Dining out is so much more than just eating outside the home…it can be a culinary and social experience. Who doesn’t love all those great tastes and smells?
The National Restaurant Association projects that in 2009, 945,000 locations across the country will generate $566 billion in sales. Restaurants represent one of the largest private-sector employers in the U.S., and the industry’s 13 million employees total 9% of the American workforce.
However, 2009 is also a year of belt tightening for almost everyone, and tough times make for tough choices. As families decide which activities to keep and which to sacrifice, the new thriftiness has threatened to make dining out a casualty.

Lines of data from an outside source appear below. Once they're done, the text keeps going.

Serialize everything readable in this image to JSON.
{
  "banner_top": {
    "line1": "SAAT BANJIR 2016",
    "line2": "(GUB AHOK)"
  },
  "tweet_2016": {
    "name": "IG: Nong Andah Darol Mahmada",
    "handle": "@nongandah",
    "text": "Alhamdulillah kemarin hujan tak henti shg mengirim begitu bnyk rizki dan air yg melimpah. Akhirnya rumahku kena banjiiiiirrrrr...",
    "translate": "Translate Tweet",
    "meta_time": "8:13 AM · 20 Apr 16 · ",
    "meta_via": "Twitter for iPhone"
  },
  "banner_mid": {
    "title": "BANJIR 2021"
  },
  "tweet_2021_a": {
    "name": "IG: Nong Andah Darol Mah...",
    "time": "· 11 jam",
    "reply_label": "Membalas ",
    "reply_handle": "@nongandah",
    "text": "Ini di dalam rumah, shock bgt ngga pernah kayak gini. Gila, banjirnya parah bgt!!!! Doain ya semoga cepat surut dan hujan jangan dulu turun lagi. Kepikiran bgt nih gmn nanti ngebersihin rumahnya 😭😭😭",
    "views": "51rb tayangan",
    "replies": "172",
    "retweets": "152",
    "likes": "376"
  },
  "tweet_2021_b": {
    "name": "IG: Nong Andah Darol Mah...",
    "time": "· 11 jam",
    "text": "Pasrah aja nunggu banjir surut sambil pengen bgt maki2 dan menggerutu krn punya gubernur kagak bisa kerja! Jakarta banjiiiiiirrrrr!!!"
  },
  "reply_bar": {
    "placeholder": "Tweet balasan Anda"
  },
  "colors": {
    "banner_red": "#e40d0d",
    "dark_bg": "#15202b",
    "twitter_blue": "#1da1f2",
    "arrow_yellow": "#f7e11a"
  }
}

Fear not, restaurant lovers. You need not completely ignore your yearning for an interesting meal outside your home’s four walls. Dining out can remain a regular occasion if you take advantage of savings opportunities.Regardless of where you live, work or travel to, you can develop personal savings strategies. Some are free, while others require minimal payments. By using them wisely, you can quickly more than make up the costs.

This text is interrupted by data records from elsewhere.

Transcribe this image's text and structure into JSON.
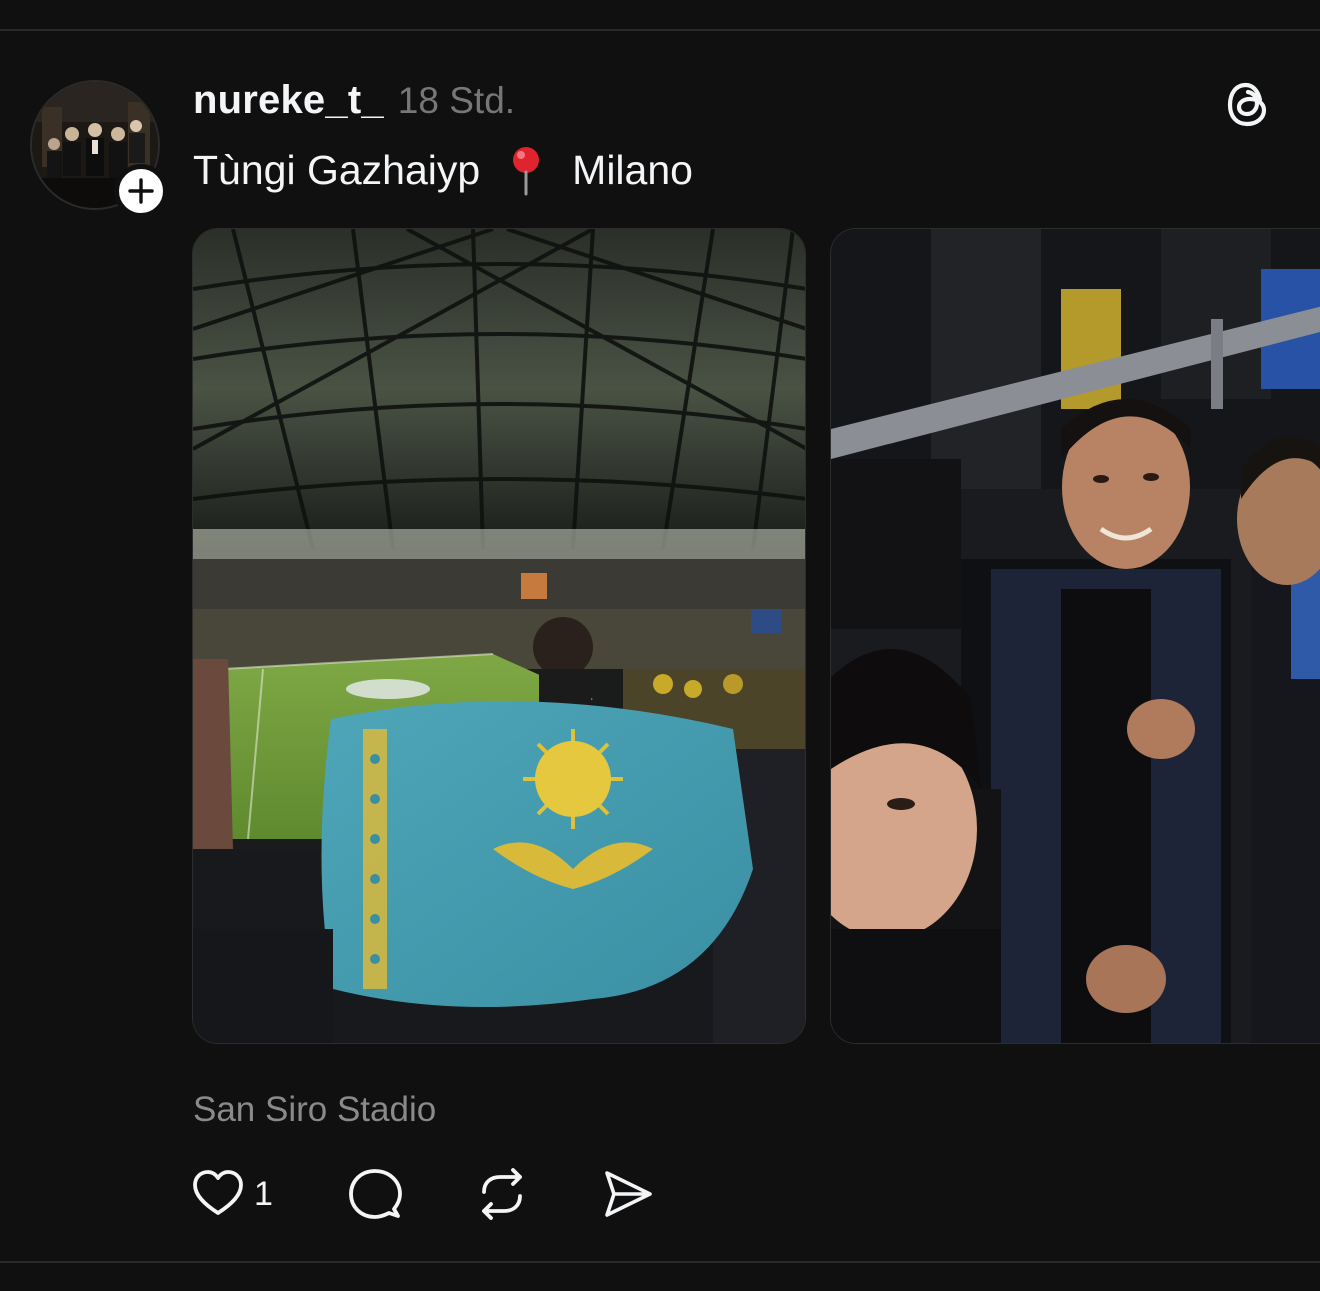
{
  "post": {
    "username": "nureke_t_",
    "timestamp": "18 Std.",
    "caption_before": "Tùngi Gazhaiyp",
    "caption_emoji": "pin-icon",
    "caption_after": "Milano",
    "location_tag": "San Siro Stadio",
    "likes_count": "1",
    "app_icon": "threads-logo-icon",
    "media": [
      {
        "description": "stadium-flag-photo"
      },
      {
        "description": "group-selfie-photo"
      }
    ]
  },
  "colors": {
    "background": "#101010",
    "text": "#f3f5f7",
    "secondary_text": "#777777",
    "location_text": "#8a8a8a",
    "divider": "#2a2a2a",
    "pin_red": "#e0242f"
  },
  "actions": [
    {
      "icon": "heart-icon"
    },
    {
      "icon": "comment-icon"
    },
    {
      "icon": "repost-icon"
    },
    {
      "icon": "share-icon"
    }
  ]
}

These programs, highlighting several of the best available dining options, will help save significant money. Always read the fine print to determine spending requirements or meal restrictions on certain days, hours and discounts.
Restaurant.com (www.restaurant.com) - Diners may save up to $25 per meal when locating participating restaurants by state, county or zip code. By choosing venues in specific neighborhoods, consumers may experiment with various menus and cuisines.

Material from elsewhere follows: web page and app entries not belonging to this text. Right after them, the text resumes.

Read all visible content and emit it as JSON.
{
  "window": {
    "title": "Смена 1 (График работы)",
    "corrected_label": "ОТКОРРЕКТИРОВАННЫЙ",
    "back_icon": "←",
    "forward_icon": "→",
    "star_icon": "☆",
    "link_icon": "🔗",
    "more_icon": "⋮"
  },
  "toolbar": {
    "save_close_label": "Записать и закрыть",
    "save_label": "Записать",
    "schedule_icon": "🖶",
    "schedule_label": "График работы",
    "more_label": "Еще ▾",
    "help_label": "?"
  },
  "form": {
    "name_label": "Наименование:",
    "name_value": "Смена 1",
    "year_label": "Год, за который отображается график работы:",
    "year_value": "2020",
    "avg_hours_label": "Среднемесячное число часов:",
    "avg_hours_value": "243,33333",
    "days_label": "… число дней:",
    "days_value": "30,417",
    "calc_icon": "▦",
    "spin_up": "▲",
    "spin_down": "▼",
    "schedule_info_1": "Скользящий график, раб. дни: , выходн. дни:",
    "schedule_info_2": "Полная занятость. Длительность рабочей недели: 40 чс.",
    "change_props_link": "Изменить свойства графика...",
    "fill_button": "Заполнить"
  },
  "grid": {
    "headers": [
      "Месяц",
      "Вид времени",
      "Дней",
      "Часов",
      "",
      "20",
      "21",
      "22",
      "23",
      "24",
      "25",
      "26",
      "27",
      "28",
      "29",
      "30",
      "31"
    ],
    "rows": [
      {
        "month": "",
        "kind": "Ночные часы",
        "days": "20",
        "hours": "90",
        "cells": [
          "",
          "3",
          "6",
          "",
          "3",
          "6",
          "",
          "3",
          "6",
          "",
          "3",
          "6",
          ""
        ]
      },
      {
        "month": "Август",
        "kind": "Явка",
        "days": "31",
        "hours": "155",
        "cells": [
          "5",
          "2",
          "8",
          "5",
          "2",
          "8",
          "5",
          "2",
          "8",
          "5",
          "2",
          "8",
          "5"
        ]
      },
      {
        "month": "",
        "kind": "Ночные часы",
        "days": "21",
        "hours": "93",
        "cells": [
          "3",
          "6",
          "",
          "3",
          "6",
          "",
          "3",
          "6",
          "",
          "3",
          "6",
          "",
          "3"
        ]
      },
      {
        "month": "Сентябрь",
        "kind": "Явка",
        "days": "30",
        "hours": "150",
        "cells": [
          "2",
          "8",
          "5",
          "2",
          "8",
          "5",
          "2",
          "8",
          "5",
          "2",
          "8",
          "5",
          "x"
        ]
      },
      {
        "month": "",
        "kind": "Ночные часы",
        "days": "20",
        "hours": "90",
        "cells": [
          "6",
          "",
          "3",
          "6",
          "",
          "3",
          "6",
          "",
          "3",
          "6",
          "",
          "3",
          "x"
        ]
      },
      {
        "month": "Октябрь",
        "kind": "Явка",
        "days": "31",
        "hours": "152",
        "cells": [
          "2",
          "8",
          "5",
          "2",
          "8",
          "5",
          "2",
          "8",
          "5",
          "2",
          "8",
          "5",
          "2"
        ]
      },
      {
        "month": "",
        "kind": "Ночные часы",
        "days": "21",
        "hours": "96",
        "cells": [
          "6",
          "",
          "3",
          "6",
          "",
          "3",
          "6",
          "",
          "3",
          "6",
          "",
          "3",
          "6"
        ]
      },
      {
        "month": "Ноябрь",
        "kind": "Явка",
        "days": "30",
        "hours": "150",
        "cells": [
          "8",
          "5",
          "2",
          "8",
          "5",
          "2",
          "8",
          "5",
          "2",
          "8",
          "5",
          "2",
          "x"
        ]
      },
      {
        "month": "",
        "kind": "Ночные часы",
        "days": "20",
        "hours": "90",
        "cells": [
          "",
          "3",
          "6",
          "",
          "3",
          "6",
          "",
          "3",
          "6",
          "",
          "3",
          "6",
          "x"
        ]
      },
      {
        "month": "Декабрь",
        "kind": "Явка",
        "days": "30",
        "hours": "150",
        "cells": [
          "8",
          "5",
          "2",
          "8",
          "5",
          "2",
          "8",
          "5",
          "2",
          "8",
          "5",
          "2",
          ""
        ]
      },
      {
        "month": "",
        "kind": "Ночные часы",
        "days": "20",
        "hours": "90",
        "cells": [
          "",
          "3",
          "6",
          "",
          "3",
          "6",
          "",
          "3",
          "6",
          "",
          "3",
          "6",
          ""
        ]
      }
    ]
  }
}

Customers purchase and then print out certificates for use at a particular restaurant. The program typically advertises pre-paying $10 for a $25 check discount. However, wait and plan to buy in bulk. There are frequent certificate sales, costing from $2 to $6 for the same $25 reduction. Registration is free and special alerts are emailed.
Open Table (www.opentable.com) - Members enjoy dual benefits and registration is free. First, say goodbye to calling to reserve a table. Using the online software, diners click on designated times to confirm their meal.
When arriving, check in to receive a 100-point, or $1 credit, in your account. Members redeem their points for vouchers, which are accepted at any participating restaurant in the U.S. The minimum 2,000-point redemption level equals a $20 check. However, numerous 1,000 point opportunities expedite the eligibility for a reward check.
Entertainment Book (www.entertainment.com) - Regional editions pinpoint specific U.S. cities and towns, offering gourmet, casual and fast food options. Using coupons or a plastic card, consumers save up to half the total cost of the meal.
Order Entertainment books online. To avoid shipping charges, plus get a charitable tax deduction, buy the book through community organizations or religious groups. While each regional edition may be priced individually, the purchase price is typically between $25 and $45. Since the books expire in early November, almost every edition is currently selling for 50% off.
Rewards Network (www.rewardsnetwork.com) - Not using cards or coupons, this discreet cost saver rebates a percentage of the total dining bill. The website helps diners focus on metropolitan areas or neighborhoods. Full details, maps and varying cash back reward rates are available for specific dates. Pay the check with a registered credit card, and a credit will appear on the next statement.
Register online for immediate savings. The site requires at least one credit card number on file.
Local fundraising cards - Many educational, civic and religious groups raise funds by selling cards in conjunction with local merchants. There are typically several area restaurants that participate by offering a percentage reduction from the total bill. Call area schools, houses of worship and municipalities, or just ask some neighborhood kids if their school is distributing a card.
Community newspapers, bulk mailers and radio/television promotions - The weekly or monthly papers, coupon publications like Clipper (www.clipper.com) and direct mailers often advertise specials at area eateries. Local radio/television websites frequently partner with regional restaurants to offer discounted certificates.
Senior/child/AAA rates - Benefit from your age or taking the kids out to eat. Contact restaurants to learn of senior promotions or children’s menus. Also, AAA membership can be used for more than just servicing the car. Many restaurant chains also offer discounts to members.
Special hours and promotions - Depending on personal schedules, “Early Bird” meals or “twofers” at the restaurant’s bar may provide economic relief. Also, many bars offer complimentary hors d’oeuvres, which will go well with discounted “Happy Hour” drinks.
If money remains tight, it is still possible to dine out for a change in scenery. When you food shop, visit the takeout counter. Many newer supermarkets have prepared food counters, salad bars and side café seating. While it may not be the lap of luxury, different surroundings may seem like the perfect escape from the kitchen.